[Saved entries]
[Start of section]
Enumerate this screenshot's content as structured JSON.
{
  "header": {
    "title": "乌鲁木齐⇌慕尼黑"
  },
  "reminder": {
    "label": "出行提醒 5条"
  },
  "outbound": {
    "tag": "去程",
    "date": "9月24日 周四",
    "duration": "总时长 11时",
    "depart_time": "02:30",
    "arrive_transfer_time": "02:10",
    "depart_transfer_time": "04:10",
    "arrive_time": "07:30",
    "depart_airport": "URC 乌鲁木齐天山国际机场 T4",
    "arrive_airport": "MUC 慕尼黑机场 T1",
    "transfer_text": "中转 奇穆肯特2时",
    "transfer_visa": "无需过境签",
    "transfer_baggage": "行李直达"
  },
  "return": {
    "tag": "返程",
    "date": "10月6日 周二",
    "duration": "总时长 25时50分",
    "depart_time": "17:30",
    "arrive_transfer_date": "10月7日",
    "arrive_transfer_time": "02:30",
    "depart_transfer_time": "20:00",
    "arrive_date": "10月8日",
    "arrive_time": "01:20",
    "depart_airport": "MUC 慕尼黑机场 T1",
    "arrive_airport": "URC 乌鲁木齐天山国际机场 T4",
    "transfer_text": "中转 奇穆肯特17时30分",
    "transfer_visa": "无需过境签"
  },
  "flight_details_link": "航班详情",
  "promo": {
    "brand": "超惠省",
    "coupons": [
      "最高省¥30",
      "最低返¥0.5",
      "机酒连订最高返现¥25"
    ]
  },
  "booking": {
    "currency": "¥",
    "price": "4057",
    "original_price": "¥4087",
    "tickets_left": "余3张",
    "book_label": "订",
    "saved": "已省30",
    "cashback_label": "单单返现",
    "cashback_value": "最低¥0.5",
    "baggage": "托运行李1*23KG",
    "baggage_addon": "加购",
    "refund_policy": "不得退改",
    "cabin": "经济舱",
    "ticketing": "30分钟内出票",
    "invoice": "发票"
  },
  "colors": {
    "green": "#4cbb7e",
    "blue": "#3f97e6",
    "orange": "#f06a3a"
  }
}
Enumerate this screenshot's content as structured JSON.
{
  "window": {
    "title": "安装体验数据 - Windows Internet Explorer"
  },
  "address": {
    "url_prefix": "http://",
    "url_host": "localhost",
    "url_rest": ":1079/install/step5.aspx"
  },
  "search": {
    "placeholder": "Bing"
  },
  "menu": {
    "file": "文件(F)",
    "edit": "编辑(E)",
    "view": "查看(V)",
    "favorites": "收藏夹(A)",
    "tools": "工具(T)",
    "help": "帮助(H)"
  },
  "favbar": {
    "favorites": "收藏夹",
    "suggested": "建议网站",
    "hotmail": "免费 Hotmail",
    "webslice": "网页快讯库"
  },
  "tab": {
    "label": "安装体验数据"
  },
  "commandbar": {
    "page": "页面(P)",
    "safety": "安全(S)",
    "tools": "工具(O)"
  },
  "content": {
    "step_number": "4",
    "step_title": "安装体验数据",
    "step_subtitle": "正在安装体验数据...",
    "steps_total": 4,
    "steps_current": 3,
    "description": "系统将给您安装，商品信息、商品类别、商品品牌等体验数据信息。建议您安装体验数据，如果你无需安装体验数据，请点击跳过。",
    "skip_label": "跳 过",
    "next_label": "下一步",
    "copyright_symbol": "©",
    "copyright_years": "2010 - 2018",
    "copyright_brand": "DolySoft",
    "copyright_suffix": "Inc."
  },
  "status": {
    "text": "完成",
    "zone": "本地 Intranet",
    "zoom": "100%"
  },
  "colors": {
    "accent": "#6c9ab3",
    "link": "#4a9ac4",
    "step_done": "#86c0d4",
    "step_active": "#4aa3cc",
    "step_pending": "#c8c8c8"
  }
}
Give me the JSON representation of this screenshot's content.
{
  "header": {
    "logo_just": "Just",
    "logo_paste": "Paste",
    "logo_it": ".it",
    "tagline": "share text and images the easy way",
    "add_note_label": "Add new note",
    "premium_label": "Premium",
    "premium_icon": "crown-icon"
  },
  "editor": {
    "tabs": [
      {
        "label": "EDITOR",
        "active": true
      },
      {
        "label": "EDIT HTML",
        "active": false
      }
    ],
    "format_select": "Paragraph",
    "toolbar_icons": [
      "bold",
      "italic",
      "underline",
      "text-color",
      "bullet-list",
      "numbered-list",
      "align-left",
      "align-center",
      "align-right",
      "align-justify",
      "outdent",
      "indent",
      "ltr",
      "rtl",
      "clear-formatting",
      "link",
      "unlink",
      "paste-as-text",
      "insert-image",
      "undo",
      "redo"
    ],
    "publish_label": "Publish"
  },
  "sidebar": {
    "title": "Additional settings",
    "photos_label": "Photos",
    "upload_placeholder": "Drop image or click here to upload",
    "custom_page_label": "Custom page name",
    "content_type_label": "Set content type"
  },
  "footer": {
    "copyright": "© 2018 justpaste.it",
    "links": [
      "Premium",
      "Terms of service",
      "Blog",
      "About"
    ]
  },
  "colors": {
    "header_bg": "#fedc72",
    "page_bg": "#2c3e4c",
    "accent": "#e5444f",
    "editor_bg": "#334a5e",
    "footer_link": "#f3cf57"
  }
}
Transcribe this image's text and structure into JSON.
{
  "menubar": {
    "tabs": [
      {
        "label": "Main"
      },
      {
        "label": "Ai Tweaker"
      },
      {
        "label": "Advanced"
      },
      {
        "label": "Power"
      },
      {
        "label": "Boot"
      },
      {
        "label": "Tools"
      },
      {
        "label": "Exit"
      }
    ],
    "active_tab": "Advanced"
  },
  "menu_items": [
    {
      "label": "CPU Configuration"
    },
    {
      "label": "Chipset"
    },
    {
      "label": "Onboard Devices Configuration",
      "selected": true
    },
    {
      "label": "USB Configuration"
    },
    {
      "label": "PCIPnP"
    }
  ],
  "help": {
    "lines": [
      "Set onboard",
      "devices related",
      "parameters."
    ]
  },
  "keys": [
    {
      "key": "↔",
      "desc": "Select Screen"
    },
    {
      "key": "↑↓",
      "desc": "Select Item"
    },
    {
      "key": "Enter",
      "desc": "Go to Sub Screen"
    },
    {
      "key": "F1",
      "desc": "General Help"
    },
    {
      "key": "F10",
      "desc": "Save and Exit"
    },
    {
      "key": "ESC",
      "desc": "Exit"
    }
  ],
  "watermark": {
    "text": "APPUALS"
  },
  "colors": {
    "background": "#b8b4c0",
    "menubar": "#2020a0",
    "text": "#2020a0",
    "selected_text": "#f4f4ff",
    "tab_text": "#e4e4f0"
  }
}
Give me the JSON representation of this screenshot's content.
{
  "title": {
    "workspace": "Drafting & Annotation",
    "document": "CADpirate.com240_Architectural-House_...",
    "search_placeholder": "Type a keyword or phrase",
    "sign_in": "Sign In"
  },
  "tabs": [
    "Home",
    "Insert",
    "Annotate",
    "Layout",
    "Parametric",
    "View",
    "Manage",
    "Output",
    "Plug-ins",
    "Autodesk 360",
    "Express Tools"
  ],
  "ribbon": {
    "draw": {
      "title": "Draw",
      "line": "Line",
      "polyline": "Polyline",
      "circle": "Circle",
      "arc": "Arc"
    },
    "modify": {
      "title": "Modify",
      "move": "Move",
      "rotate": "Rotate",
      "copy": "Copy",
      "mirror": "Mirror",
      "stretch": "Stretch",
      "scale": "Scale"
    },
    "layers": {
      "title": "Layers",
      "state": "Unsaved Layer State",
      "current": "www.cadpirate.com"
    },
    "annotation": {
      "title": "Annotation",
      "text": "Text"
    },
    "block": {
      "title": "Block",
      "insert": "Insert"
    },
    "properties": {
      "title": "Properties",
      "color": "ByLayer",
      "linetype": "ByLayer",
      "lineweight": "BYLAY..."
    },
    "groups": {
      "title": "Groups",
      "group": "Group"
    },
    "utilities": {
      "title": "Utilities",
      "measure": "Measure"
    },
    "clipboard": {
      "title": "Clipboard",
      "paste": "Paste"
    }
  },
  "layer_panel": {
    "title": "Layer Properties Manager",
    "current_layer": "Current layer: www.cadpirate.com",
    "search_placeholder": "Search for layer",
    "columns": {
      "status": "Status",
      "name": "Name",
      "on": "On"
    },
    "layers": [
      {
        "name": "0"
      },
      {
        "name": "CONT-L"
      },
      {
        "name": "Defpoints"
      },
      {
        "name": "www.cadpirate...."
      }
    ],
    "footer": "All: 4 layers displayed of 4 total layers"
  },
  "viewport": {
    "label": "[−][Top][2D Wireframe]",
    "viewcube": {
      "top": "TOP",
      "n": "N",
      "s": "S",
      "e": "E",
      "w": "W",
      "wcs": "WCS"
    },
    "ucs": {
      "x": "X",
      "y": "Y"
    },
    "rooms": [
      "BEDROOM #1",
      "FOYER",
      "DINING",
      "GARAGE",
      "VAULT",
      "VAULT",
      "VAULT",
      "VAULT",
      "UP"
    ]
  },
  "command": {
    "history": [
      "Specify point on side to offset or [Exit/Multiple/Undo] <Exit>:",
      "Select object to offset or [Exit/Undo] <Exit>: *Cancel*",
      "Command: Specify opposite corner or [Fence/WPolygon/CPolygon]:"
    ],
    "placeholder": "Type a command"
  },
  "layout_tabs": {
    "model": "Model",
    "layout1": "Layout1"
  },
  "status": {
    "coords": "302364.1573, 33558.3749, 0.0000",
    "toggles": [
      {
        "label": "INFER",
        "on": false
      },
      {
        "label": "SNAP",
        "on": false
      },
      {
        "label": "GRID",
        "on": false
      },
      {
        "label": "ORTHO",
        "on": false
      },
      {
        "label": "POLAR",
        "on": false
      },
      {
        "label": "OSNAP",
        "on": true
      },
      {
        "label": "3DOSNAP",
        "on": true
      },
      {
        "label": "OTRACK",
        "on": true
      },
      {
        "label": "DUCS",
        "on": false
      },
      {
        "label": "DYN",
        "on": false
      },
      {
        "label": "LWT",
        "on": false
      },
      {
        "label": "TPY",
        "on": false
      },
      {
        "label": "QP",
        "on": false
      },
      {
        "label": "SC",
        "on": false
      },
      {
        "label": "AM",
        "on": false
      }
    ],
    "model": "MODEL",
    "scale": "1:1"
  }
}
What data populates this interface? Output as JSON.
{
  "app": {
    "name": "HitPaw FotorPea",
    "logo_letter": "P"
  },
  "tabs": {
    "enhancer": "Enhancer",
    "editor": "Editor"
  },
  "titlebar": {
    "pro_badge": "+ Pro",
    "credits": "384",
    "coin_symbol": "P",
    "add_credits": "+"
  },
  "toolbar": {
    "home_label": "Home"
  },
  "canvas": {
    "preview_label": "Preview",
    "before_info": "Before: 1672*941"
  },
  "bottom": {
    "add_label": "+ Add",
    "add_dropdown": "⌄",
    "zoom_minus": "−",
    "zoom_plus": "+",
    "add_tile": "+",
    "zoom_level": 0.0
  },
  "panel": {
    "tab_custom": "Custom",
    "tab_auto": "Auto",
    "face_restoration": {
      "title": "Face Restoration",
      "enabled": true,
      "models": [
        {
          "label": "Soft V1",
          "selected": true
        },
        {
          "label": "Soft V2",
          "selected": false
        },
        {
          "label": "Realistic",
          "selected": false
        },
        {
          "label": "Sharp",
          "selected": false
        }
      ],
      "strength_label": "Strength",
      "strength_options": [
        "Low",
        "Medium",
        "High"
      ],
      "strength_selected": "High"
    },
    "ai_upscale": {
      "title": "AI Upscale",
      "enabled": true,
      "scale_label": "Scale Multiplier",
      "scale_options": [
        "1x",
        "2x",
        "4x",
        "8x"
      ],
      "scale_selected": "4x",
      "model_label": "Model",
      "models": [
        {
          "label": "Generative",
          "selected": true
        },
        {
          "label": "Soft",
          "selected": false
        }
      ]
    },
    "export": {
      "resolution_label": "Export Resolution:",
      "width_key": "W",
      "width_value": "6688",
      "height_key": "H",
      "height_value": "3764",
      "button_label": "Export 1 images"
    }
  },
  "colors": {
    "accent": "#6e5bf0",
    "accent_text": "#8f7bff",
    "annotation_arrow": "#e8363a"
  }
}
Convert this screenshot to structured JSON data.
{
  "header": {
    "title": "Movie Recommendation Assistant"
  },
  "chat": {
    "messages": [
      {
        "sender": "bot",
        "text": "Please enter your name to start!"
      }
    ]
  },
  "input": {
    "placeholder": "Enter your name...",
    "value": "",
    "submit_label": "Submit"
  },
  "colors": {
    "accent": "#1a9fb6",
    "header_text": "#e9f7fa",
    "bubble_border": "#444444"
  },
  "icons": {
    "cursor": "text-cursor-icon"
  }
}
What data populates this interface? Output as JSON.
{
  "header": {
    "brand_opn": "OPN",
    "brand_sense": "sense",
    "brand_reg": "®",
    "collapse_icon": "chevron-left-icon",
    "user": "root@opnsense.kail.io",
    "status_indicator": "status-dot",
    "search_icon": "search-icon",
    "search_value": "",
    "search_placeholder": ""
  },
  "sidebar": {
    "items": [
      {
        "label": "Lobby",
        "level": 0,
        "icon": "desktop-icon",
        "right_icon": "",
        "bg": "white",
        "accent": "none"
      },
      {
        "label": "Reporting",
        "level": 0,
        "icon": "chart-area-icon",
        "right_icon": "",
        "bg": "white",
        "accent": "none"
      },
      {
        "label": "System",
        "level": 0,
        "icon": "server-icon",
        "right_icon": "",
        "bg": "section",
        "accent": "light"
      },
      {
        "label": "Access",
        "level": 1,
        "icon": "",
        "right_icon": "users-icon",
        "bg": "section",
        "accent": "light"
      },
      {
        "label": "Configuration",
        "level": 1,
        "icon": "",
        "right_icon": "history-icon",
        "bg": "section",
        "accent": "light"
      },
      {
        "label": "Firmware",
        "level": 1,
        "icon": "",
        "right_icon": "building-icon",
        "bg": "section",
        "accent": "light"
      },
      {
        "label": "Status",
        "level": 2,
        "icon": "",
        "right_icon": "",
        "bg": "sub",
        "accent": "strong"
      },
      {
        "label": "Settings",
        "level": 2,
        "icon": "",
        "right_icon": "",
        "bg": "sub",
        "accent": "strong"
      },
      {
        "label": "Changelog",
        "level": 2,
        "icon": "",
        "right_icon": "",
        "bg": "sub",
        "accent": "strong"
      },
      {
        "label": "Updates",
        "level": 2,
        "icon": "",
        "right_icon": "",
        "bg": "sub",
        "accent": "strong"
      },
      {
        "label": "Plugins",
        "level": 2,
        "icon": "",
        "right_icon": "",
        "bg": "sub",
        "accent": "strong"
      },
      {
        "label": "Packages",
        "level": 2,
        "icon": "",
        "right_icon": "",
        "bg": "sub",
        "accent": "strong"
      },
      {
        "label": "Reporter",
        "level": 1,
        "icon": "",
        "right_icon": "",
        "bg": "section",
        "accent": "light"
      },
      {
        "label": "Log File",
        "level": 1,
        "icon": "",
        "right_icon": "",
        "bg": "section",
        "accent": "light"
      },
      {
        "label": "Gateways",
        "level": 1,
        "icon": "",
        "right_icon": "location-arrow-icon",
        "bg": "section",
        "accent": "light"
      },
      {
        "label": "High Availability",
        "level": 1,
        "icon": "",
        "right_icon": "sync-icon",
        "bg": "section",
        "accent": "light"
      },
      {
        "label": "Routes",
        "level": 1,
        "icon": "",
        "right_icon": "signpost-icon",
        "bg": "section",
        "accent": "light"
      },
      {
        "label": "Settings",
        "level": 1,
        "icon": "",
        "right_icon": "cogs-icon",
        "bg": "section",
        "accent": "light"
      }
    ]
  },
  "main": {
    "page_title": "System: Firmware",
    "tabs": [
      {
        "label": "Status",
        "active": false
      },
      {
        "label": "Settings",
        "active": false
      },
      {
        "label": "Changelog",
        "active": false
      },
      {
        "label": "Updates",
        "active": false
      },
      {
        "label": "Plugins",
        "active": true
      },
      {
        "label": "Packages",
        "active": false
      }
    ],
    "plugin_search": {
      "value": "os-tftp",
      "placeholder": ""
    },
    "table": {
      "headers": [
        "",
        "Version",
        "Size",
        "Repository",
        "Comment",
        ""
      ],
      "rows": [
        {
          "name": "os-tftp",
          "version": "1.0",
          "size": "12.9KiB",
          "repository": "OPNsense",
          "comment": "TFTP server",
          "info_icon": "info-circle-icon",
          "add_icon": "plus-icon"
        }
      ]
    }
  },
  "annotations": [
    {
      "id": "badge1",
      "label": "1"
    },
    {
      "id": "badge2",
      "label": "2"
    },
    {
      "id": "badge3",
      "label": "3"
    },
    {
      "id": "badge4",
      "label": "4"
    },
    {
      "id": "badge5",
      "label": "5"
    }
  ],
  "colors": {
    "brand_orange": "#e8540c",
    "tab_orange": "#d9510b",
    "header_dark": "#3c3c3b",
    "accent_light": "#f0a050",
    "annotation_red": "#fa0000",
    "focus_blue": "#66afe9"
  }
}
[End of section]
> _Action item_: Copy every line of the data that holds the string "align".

> _Answer section_:
      "align-left",
      "align-center",
      "align-right",
      "align-justify",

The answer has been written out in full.